= YOUR OBJECTIVE =
Your answer must be the records below, reproduced exactly.

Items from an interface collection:
◆ ◆ ◆ ◆ ◆
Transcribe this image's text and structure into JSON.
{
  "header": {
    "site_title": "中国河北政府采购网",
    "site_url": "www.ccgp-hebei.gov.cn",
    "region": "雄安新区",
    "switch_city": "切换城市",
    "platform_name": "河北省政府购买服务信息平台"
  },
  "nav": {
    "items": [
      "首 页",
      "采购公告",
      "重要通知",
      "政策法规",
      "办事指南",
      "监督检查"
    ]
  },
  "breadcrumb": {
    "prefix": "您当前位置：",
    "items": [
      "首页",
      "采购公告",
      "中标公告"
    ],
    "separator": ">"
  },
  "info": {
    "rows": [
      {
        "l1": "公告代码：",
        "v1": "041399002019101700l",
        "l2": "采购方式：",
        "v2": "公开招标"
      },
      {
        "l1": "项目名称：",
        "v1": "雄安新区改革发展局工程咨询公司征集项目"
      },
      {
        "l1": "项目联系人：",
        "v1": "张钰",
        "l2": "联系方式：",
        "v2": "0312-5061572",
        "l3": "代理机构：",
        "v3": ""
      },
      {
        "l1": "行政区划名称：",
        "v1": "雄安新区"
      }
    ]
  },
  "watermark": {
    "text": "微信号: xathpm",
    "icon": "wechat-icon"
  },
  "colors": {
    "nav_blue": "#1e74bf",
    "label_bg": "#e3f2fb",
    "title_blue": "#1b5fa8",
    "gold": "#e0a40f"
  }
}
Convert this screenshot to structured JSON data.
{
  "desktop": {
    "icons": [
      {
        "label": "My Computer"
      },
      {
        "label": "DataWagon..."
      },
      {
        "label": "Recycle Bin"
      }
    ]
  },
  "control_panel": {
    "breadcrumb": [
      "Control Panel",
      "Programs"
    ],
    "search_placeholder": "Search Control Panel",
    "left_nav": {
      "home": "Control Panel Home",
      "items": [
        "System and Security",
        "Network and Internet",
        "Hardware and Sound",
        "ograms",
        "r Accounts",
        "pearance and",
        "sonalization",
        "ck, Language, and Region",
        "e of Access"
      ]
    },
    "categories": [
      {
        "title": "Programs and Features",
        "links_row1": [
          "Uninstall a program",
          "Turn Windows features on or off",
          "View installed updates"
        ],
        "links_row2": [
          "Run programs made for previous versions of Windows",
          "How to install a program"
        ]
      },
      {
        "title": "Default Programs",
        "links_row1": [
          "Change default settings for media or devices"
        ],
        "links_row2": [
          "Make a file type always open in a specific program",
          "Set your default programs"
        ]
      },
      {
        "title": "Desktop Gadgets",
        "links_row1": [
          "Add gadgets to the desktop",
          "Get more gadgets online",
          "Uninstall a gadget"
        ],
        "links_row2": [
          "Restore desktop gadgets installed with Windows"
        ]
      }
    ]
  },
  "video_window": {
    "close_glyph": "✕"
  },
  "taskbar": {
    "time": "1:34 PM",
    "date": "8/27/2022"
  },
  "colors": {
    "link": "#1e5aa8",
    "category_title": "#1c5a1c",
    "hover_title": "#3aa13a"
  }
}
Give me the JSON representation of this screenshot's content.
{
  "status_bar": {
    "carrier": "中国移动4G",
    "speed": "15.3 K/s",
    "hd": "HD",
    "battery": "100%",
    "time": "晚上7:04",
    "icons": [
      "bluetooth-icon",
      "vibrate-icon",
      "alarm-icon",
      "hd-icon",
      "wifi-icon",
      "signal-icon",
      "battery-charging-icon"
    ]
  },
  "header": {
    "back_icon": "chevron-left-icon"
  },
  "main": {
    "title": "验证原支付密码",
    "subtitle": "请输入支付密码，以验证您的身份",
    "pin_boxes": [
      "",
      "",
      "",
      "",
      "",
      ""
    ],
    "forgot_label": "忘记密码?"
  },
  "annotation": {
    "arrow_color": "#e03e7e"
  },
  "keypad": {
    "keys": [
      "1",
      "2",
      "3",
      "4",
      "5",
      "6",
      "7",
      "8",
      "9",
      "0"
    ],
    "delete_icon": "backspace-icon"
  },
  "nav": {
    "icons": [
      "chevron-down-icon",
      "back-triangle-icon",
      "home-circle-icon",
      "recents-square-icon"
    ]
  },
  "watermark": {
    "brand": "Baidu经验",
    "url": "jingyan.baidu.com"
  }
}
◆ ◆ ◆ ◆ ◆
= EXPECTED OUTPUT =
Transcribe this image's text and structure into JSON.
{
  "header": {
    "site_title": "中国河北政府采购网",
    "site_url": "www.ccgp-hebei.gov.cn",
    "region": "雄安新区",
    "switch_city": "切换城市",
    "platform_name": "河北省政府购买服务信息平台"
  },
  "nav": {
    "items": [
      "首 页",
      "采购公告",
      "重要通知",
      "政策法规",
      "办事指南",
      "监督检查"
    ]
  },
  "breadcrumb": {
    "prefix": "您当前位置：",
    "items": [
      "首页",
      "采购公告",
      "中标公告"
    ],
    "separator": ">"
  },
  "info": {
    "rows": [
      {
        "l1": "公告代码：",
        "v1": "041399002019101700l",
        "l2": "采购方式：",
        "v2": "公开招标"
      },
      {
        "l1": "项目名称：",
        "v1": "雄安新区改革发展局工程咨询公司征集项目"
      },
      {
        "l1": "项目联系人：",
        "v1": "张钰",
        "l2": "联系方式：",
        "v2": "0312-5061572",
        "l3": "代理机构：",
        "v3": ""
      },
      {
        "l1": "行政区划名称：",
        "v1": "雄安新区"
      }
    ]
  },
  "watermark": {
    "text": "微信号: xathpm",
    "icon": "wechat-icon"
  },
  "colors": {
    "nav_blue": "#1e74bf",
    "label_bg": "#e3f2fb",
    "title_blue": "#1b5fa8",
    "gold": "#e0a40f"
  }
}
Convert this screenshot to structured JSON data.
{
  "desktop": {
    "icons": [
      {
        "label": "My Computer"
      },
      {
        "label": "DataWagon..."
      },
      {
        "label": "Recycle Bin"
      }
    ]
  },
  "control_panel": {
    "breadcrumb": [
      "Control Panel",
      "Programs"
    ],
    "search_placeholder": "Search Control Panel",
    "left_nav": {
      "home": "Control Panel Home",
      "items": [
        "System and Security",
        "Network and Internet",
        "Hardware and Sound",
        "ograms",
        "r Accounts",
        "pearance and",
        "sonalization",
        "ck, Language, and Region",
        "e of Access"
      ]
    },
    "categories": [
      {
        "title": "Programs and Features",
        "links_row1": [
          "Uninstall a program",
          "Turn Windows features on or off",
          "View installed updates"
        ],
        "links_row2": [
          "Run programs made for previous versions of Windows",
          "How to install a program"
        ]
      },
      {
        "title": "Default Programs",
        "links_row1": [
          "Change default settings for media or devices"
        ],
        "links_row2": [
          "Make a file type always open in a specific program",
          "Set your default programs"
        ]
      },
      {
        "title": "Desktop Gadgets",
        "links_row1": [
          "Add gadgets to the desktop",
          "Get more gadgets online",
          "Uninstall a gadget"
        ],
        "links_row2": [
          "Restore desktop gadgets installed with Windows"
        ]
      }
    ]
  },
  "video_window": {
    "close_glyph": "✕"
  },
  "taskbar": {
    "time": "1:34 PM",
    "date": "8/27/2022"
  },
  "colors": {
    "link": "#1e5aa8",
    "category_title": "#1c5a1c",
    "hover_title": "#3aa13a"
  }
}
Give me the JSON representation of this screenshot's content.
{
  "status_bar": {
    "carrier": "中国移动4G",
    "speed": "15.3 K/s",
    "hd": "HD",
    "battery": "100%",
    "time": "晚上7:04",
    "icons": [
      "bluetooth-icon",
      "vibrate-icon",
      "alarm-icon",
      "hd-icon",
      "wifi-icon",
      "signal-icon",
      "battery-charging-icon"
    ]
  },
  "header": {
    "back_icon": "chevron-left-icon"
  },
  "main": {
    "title": "验证原支付密码",
    "subtitle": "请输入支付密码，以验证您的身份",
    "pin_boxes": [
      "",
      "",
      "",
      "",
      "",
      ""
    ],
    "forgot_label": "忘记密码?"
  },
  "annotation": {
    "arrow_color": "#e03e7e"
  },
  "keypad": {
    "keys": [
      "1",
      "2",
      "3",
      "4",
      "5",
      "6",
      "7",
      "8",
      "9",
      "0"
    ],
    "delete_icon": "backspace-icon"
  },
  "nav": {
    "icons": [
      "chevron-down-icon",
      "back-triangle-icon",
      "home-circle-icon",
      "recents-square-icon"
    ]
  },
  "watermark": {
    "brand": "Baidu经验",
    "url": "jingyan.baidu.com"
  }
}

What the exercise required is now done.